For months now I have known that I'd want to review this book, but it wasn't until I started reading it that I saw just how hard it would be to do that.
If you've read any of my reviews you know that I tend to have a rational approach to the books review, trying to be as impartial as I can. I talk about the plot, the characters, the writing. If the book touched me in any way I talk about what I felt and, if it didn't, I say the reasons why but also say why anyone else could like it even if I didn't.
If I'm being rational about this book, simply analysing everything I mentioned above, it wouldn't be my favourite V. E. Schwab book. But as Victoria herself says it, she makes her books different from one another so that you can't compare apples to apples, instead, you have to compare apples to oranges, or pears, which means that two books don't have to live up to the same expectations, the same standards, because they are simply two different things.
And I can't be rational about this book, because the reason I loved as far as to say it is my favourite V. E. Schwab book, was because of how much I connected to it and how it made me FEEL.

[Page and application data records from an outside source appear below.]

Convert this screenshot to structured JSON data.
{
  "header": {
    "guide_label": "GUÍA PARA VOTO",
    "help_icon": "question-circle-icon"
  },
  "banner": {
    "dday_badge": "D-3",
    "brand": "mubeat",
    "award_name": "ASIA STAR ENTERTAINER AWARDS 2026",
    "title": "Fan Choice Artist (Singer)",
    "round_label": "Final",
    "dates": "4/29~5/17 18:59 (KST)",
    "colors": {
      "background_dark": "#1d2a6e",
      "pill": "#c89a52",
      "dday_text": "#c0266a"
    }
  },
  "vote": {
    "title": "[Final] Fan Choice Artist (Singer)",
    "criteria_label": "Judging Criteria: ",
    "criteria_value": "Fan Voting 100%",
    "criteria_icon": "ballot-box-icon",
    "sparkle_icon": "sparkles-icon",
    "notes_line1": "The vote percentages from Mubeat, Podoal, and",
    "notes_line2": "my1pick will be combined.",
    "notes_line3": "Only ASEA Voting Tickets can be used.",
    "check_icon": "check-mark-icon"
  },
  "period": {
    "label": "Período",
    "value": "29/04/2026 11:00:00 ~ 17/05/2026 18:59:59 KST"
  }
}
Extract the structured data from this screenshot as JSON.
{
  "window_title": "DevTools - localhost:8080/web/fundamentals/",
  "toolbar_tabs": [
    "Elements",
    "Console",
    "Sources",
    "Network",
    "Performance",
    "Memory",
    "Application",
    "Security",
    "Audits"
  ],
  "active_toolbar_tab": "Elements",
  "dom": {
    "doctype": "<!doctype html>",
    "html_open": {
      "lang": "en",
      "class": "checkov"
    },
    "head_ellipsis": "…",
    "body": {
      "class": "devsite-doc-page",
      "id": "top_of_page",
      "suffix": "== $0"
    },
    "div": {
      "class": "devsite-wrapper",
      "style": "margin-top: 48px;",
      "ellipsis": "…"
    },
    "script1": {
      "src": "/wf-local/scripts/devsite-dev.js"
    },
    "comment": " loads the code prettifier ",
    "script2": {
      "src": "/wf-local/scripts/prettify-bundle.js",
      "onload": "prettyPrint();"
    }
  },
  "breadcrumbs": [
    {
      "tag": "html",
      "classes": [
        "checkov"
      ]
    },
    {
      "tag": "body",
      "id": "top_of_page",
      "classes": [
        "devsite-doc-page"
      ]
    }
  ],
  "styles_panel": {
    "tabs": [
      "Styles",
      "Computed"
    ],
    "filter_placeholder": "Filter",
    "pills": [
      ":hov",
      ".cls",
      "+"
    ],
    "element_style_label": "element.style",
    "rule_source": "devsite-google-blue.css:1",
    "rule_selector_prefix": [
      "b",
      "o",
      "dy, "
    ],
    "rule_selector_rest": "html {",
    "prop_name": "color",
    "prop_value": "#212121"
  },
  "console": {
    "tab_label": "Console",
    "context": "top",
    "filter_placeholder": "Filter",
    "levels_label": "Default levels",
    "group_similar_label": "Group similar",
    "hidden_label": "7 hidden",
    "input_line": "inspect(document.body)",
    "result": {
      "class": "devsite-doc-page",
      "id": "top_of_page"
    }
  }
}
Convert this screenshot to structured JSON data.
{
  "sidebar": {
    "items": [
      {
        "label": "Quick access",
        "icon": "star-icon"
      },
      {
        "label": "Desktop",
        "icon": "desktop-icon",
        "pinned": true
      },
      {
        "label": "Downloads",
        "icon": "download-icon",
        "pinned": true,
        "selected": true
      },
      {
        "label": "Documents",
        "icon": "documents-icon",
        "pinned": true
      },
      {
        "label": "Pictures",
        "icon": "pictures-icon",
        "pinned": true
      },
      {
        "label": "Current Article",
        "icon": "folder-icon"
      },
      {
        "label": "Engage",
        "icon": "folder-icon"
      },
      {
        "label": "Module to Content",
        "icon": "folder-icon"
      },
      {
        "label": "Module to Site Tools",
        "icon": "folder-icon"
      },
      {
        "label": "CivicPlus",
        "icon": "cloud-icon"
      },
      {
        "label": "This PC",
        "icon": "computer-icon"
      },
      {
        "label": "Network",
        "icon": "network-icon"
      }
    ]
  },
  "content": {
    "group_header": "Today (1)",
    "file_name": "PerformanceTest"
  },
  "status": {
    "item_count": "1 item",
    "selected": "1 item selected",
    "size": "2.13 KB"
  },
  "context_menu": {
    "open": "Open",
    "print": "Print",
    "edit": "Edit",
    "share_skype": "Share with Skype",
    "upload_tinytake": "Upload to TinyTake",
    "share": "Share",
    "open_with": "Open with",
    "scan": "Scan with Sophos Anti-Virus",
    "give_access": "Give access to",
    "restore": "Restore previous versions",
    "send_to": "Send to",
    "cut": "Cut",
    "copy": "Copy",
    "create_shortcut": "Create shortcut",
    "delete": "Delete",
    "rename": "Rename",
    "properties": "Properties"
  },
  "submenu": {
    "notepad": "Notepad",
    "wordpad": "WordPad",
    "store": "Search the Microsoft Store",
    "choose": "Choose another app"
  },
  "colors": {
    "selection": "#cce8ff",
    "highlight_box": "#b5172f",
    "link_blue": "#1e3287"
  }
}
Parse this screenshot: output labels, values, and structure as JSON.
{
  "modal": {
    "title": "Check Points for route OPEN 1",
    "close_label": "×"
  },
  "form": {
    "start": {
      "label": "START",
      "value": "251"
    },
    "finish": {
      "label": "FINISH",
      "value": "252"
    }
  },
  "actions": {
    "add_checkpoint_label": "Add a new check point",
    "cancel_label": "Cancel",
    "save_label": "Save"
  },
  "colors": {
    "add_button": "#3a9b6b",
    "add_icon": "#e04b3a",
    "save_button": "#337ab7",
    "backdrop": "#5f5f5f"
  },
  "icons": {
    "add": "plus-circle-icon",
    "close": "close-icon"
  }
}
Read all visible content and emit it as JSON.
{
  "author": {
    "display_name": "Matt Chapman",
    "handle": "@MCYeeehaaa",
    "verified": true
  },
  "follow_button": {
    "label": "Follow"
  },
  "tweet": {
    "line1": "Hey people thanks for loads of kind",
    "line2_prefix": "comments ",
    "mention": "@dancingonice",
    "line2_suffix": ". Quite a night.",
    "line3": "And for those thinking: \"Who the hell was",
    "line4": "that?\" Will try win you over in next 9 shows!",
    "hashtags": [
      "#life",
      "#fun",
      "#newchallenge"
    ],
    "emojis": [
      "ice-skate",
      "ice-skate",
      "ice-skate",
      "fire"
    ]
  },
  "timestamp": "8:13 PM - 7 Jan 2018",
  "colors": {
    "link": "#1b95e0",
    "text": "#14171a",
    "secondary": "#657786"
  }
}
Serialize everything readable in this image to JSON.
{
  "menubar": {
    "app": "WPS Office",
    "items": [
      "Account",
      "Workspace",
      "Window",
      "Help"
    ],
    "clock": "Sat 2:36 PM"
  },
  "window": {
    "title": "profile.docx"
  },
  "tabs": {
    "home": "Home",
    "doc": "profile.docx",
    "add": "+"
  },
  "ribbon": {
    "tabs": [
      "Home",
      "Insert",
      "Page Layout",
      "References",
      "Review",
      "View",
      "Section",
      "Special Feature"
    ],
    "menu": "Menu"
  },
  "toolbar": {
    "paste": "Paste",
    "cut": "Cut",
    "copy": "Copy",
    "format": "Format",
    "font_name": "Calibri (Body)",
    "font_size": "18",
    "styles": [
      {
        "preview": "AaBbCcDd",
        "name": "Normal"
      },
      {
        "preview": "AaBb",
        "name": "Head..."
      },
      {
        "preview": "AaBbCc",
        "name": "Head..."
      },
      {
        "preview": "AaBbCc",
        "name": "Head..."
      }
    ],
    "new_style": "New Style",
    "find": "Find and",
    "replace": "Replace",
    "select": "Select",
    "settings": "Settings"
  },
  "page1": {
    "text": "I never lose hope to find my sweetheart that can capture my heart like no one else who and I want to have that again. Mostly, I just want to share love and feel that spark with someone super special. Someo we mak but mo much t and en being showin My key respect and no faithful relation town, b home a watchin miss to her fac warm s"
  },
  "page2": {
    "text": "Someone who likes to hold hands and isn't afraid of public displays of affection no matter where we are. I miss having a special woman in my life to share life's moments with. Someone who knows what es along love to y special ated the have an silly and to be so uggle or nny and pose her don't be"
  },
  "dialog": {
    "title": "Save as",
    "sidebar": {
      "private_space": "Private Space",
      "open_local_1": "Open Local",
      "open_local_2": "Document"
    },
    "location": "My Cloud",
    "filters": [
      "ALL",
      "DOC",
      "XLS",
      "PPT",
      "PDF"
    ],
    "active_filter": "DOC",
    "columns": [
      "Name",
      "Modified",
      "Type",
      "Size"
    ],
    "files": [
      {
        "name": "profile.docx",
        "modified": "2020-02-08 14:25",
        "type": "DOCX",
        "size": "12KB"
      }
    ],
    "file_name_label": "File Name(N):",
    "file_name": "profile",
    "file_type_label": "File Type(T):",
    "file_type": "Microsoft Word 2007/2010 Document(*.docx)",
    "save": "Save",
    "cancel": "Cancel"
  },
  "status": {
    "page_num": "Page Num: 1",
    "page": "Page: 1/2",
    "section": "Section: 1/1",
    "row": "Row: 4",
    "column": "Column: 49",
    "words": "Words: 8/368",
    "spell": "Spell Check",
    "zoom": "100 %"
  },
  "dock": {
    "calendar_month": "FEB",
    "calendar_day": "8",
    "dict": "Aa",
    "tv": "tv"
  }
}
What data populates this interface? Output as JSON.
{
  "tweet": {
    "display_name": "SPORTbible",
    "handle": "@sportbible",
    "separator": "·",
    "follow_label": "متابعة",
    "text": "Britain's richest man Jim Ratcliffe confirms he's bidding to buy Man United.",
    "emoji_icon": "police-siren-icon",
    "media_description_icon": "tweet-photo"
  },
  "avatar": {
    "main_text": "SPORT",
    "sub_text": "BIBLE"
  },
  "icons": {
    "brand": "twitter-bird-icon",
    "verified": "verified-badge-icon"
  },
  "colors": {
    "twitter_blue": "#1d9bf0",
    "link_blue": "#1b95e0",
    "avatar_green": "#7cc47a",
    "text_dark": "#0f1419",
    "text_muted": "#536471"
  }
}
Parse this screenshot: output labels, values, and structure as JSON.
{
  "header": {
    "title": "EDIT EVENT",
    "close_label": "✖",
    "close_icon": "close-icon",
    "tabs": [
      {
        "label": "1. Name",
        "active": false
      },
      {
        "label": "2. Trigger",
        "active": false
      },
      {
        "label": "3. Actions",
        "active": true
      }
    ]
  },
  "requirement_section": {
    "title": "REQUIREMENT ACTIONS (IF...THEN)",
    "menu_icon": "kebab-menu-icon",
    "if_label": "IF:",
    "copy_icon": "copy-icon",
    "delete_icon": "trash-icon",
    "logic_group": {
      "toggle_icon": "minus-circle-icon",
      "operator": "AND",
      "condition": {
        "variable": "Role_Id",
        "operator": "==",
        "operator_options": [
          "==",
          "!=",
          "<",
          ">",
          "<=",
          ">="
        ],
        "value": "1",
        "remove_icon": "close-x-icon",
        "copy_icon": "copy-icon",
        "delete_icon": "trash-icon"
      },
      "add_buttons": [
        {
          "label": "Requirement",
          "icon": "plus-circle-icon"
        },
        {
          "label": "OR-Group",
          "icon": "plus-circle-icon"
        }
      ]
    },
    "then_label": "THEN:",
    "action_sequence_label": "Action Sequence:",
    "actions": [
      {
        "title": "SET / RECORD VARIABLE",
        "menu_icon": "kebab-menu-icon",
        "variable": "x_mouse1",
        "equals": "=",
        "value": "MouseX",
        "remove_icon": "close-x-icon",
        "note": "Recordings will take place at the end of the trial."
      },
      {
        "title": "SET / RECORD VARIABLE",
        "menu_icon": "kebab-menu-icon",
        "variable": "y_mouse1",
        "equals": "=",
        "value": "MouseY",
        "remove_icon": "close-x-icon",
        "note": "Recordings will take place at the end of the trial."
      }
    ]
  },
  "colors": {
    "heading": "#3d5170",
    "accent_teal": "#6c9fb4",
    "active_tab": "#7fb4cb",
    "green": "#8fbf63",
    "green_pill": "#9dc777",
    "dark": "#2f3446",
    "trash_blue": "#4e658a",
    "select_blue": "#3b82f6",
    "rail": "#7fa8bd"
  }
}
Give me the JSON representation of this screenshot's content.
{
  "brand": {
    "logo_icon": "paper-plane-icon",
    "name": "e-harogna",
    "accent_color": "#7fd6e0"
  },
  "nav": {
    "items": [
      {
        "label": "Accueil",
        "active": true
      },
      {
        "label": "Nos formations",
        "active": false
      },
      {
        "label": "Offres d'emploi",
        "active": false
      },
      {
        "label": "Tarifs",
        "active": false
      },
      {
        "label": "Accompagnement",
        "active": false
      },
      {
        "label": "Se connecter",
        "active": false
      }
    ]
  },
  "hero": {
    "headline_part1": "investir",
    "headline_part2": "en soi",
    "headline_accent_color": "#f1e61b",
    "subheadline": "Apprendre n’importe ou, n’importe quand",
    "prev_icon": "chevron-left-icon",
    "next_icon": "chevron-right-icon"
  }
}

The Invisible Life of Addie LaRue is about a 23-year old named Addie, who wants to escape her life in a small French town and wants to live, be free. So she makes a deal with the darkness to live forever. The caveat: she'll be forgotten by everyone she ever meets. Until, one day, 300 years later, a boy named Henry remembers.
Even if you're familiar with Schwab's writing like I am, this is different from all her other books. It's still beautifully written, lyrical, and immersive, but this isn't a story much focused on plot. It is a story based on characters, and what they feel. There isn't much about the writing that I can talk about because I'll always be biased. Victoria is my favourite author, she's the one I will always read as long as she keeps writing, and I feel like that's such a personal thing, whether or not you connect with ones writing.
So let's talk about the characters. As I said, what makes this story is its characters, their motivations and feelings, the emotional journey you go through with them. Addie is a dreamer, fierce, hopeful, and resilient, who wants to live so much she'd rather be forgotten than not live at all. Whilst Henry is hopeless. He's spent his whole life trying to fit in, to find his path, figure out where he belongs. I loved this book so much because I saw myself in both of them.
I saw myself in Addie, as she was so afraid of the life set out for her, she prays to whichever god will listen. The struggle to be remembered, to leave a mark in the world. In her constant need and worry about being forgotten by everyone, about not making a difference. But I mostly saw myself in Henry. In his hopelessness, in feeling lost, not knowing where to go. I related to his depression and his anxiety, to his constant feeling and worry about not being enough, not knowing which path to take in life. And I saw myself in the root of both their fears, terrified of the passing of the time, the feeling that it's going by and I'm wasting it away.
And that's why I can't be rational about this book, because Addie LaRue threw open a door and showed me all my flaws, my fears, my dark thoughts and struggles and doubts and made me feel seen, and heard, and understood.
If you've ever struggled with who you are versus who you want to be, worried about wasting your life away, about not knowing which road to follow, this book is for you. It felt uncomfortable, to see all my insecurities on a page like that, not being able to ignore them or look away. But it also feels great to know you're not alone and to normalise your feelings so you feel like maybe, you belong.
There was one thing I didn't like about this book, and it was the ending. I can't say why without spoiling it but let's just say it had one of my all-time least favourite tropes. One of the few things I can't stand in books, TV series or films, doesn't matter how well it is done. And even though this is done well, and it makes perfect sense, I didn't like it, because it's one of the few things that immediately removes me from a story. It did tie it off nicely with a bow, but it wasn't what I expected to happen and it threw me off a bit.
I gave this book 4.5/5 ⭐️. It's one that will stay for me for years and years and I see myself rereading it over and over again. I saw recently someone talking about their favourite books according to their age and if The Perks of Being a Wallflower is my teenagehood favourite book, The Invisible Life of Addie LaRue is quick to become my favourite adulthood one because both gave me what I needed when I needed it, nestling themselves in my heart to never leave.